Brief ->
Please output the records below in full, exactly as given, but without the images.

** Dataset content follows **

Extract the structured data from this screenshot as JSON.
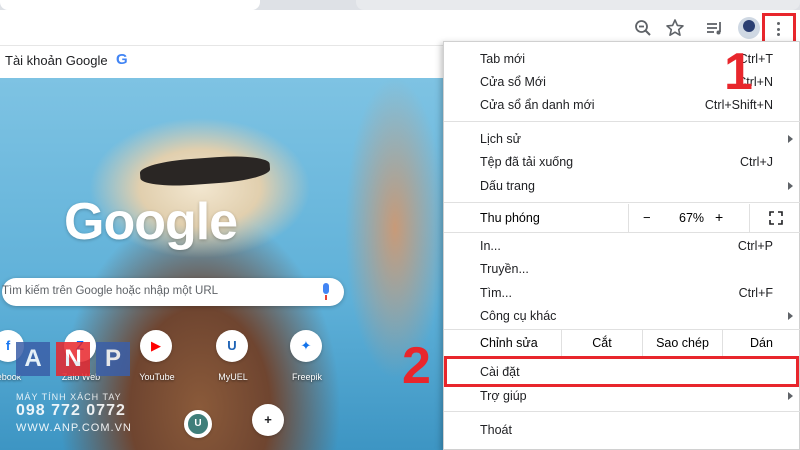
{
  "toolbar": {
    "icons": [
      "zoom-icon",
      "star-icon",
      "media-icon",
      "avatar",
      "more-vert-icon"
    ]
  },
  "bookmarks": {
    "account_label": "Tài khoản Google",
    "google_glyph": "G"
  },
  "newtab": {
    "logo_text": "Google",
    "search_placeholder": "Tìm kiếm trên Google hoặc nhập một URL",
    "shortcuts": [
      {
        "label": "ebook",
        "glyph": "f",
        "color": "#1877f2"
      },
      {
        "label": "Zalo Web",
        "glyph": "Z",
        "color": "#0068ff"
      },
      {
        "label": "YouTube",
        "glyph": "▶",
        "color": "#ff0000"
      },
      {
        "label": "MyUEL",
        "glyph": "U",
        "color": "#1e63b5"
      },
      {
        "label": "Freepik",
        "glyph": "✦",
        "color": "#1273eb"
      }
    ],
    "shortcuts_row2": [
      {
        "label": "",
        "glyph": "U",
        "color": "#1e63b5"
      },
      {
        "label": "",
        "glyph": "+",
        "color": "#202124"
      }
    ]
  },
  "watermark": {
    "letters": [
      "A",
      "N",
      "P"
    ],
    "subtitle": "MÁY TÍNH XÁCH TAY",
    "phone": "098 772 0772",
    "site": "WWW.ANP.COM.VN"
  },
  "menu": {
    "new_tab": {
      "label": "Tab mới",
      "shortcut": "Ctrl+T"
    },
    "new_window": {
      "label": "Cửa sổ Mới",
      "shortcut": "Ctrl+N"
    },
    "incognito": {
      "label": "Cửa sổ ẩn danh mới",
      "shortcut": "Ctrl+Shift+N"
    },
    "history": {
      "label": "Lịch sử"
    },
    "downloads": {
      "label": "Tệp đã tải xuống",
      "shortcut": "Ctrl+J"
    },
    "bookmarks": {
      "label": "Dấu trang"
    },
    "zoom": {
      "label": "Thu phóng",
      "minus": "−",
      "value": "67%",
      "plus": "+"
    },
    "print": {
      "label": "In...",
      "shortcut": "Ctrl+P"
    },
    "cast": {
      "label": "Truyền..."
    },
    "find": {
      "label": "Tìm...",
      "shortcut": "Ctrl+F"
    },
    "more_tools": {
      "label": "Công cụ khác"
    },
    "edit": {
      "label": "Chỉnh sửa",
      "cut": "Cắt",
      "copy": "Sao chép",
      "paste": "Dán"
    },
    "settings": {
      "label": "Cài đặt"
    },
    "help": {
      "label": "Trợ giúp"
    },
    "exit": {
      "label": "Thoát"
    }
  },
  "annotations": {
    "step1": "1",
    "step2": "2",
    "highlight_color": "#e8262c"
  }
}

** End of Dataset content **

Task response ->
Extract the structured data from this screenshot as JSON.
{
  "toolbar": {
    "icons": [
      "zoom-icon",
      "star-icon",
      "media-icon",
      "avatar",
      "more-vert-icon"
    ]
  },
  "bookmarks": {
    "account_label": "Tài khoản Google",
    "google_glyph": "G"
  },
  "newtab": {
    "logo_text": "Google",
    "search_placeholder": "Tìm kiếm trên Google hoặc nhập một URL",
    "shortcuts": [
      {
        "label": "ebook",
        "glyph": "f",
        "color": "#1877f2"
      },
      {
        "label": "Zalo Web",
        "glyph": "Z",
        "color": "#0068ff"
      },
      {
        "label": "YouTube",
        "glyph": "▶",
        "color": "#ff0000"
      },
      {
        "label": "MyUEL",
        "glyph": "U",
        "color": "#1e63b5"
      },
      {
        "label": "Freepik",
        "glyph": "✦",
        "color": "#1273eb"
      }
    ],
    "shortcuts_row2": [
      {
        "label": "",
        "glyph": "U",
        "color": "#1e63b5"
      },
      {
        "label": "",
        "glyph": "+",
        "color": "#202124"
      }
    ]
  },
  "watermark": {
    "letters": [
      "A",
      "N",
      "P"
    ],
    "subtitle": "MÁY TÍNH XÁCH TAY",
    "phone": "098 772 0772",
    "site": "WWW.ANP.COM.VN"
  },
  "menu": {
    "new_tab": {
      "label": "Tab mới",
      "shortcut": "Ctrl+T"
    },
    "new_window": {
      "label": "Cửa sổ Mới",
      "shortcut": "Ctrl+N"
    },
    "incognito": {
      "label": "Cửa sổ ẩn danh mới",
      "shortcut": "Ctrl+Shift+N"
    },
    "history": {
      "label": "Lịch sử"
    },
    "downloads": {
      "label": "Tệp đã tải xuống",
      "shortcut": "Ctrl+J"
    },
    "bookmarks": {
      "label": "Dấu trang"
    },
    "zoom": {
      "label": "Thu phóng",
      "minus": "−",
      "value": "67%",
      "plus": "+"
    },
    "print": {
      "label": "In...",
      "shortcut": "Ctrl+P"
    },
    "cast": {
      "label": "Truyền..."
    },
    "find": {
      "label": "Tìm...",
      "shortcut": "Ctrl+F"
    },
    "more_tools": {
      "label": "Công cụ khác"
    },
    "edit": {
      "label": "Chỉnh sửa",
      "cut": "Cắt",
      "copy": "Sao chép",
      "paste": "Dán"
    },
    "settings": {
      "label": "Cài đặt"
    },
    "help": {
      "label": "Trợ giúp"
    },
    "exit": {
      "label": "Thoát"
    }
  },
  "annotations": {
    "step1": "1",
    "step2": "2",
    "highlight_color": "#e8262c"
  }
}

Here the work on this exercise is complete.